Constructing a Simple Knitted Buttonholecomments (7) November 6th, 2008
Buttonholes are not difficult; it’s just a matter of binding off and casting on a few stitches. Most knitted items that incorporate a buttonhole are knitted either on a button band knitted separately from the body and attached later or are knitted right into the garment itself. Practice this foolproof technique and you will be prepared to tackle those sweet cardigan patterns you have been coveting. Imagine all the beautiful buttons you can adorn that perfect little sweater with. Buttonholes are also handy for home décor projects.
Easy Two-Row Buttonhole
Calculating the buttonhole size takes a little preplanning. On the row you would like the buttonhole, bind off the number of stitches you need to create the size buttonhole you would like. Most patterns will have done the math for you, but I’ll lay it out for you in case you are doing it from scratch. How big do you want the buttonhole? Refer to the gauge you are working with to determine how many stitches per inch you have. If you are making a baby sweater, you will use a tiny button and make a small buttonhole. If you are making a super-chunky sweater for yourself, you may have one up to 2 inches. Let’s make the big one for demonstration purposes.

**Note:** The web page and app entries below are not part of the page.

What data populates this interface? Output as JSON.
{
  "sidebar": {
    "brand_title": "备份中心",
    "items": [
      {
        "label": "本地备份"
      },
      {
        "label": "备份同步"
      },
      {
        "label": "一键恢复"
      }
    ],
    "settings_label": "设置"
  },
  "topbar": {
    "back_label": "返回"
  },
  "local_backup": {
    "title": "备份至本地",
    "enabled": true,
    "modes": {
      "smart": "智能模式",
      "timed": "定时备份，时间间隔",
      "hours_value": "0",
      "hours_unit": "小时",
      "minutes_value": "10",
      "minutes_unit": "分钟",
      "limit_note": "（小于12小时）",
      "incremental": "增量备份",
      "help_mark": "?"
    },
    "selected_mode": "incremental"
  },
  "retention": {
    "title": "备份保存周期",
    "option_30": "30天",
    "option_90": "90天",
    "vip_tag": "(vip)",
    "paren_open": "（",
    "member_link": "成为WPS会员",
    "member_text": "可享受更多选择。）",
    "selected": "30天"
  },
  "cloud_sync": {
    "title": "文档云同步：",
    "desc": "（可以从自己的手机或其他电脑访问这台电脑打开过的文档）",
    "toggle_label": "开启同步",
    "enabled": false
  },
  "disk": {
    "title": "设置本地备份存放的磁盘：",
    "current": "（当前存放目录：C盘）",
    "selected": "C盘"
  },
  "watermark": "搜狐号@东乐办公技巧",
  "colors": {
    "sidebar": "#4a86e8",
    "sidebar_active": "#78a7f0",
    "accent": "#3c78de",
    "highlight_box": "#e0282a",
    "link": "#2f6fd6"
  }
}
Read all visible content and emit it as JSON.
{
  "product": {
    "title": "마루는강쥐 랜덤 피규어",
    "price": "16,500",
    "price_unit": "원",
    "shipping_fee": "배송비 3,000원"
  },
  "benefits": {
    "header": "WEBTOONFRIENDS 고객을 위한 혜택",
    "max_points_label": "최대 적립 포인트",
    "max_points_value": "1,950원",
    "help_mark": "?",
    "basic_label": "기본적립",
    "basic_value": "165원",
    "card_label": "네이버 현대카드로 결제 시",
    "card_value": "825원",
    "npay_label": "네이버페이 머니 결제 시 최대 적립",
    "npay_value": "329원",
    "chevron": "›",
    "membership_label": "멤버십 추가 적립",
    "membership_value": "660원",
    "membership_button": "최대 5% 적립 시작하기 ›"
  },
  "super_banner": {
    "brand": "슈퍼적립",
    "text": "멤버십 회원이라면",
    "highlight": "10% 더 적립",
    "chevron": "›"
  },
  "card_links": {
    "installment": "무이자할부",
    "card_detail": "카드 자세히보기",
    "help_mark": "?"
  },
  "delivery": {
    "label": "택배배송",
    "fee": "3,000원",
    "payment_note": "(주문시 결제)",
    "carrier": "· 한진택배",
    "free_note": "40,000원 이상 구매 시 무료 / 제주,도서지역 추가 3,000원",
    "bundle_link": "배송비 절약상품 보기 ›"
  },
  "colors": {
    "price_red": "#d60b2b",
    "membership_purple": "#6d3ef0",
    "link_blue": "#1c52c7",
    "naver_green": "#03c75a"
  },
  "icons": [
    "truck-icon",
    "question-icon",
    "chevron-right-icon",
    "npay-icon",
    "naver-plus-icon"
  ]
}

The yarn I am using is worsted weight, and on a size 10 needle the gauge is 3.5 stitches per inch. I’d like to use a dramatic 1-1/2-inch button, which means I need a buttonhole slightly smaller than the button to keep a snug fit. Remember that knitted buttonholes have a tendency to stretch, so don’t make yours too big. Binding off 4 stitches (4 divided by 3.5 = 1.14 inches) is too small. Binding off 5 stitches (5 divided by 3.5 = 1.43 inches) is perfect!
Row one (purl row)
Purl to buttonhole placement, bind off 5 stitches as follows:
Purl 2, then with the tip of the left needle carry the first stitch purled over the second stitch purled, one stitch remains.
*Purl, carry the original stitch over, one stitch remains. Repeat from * 3 more times for a total of 5 stitches bound off.
Knit to the bound-off stitches and cast on 5 stitches. The easiest way to cast on stitches is to use the backwards loop cast-on (aka the single cast-on). Make a backwards loop, place it over the right-hand needle, and repeat until you have 5 new stitches on the needle.
When you reach the 5 cast-on stitches, purl through the back of the stitches, which will provide a tight, secure stitch.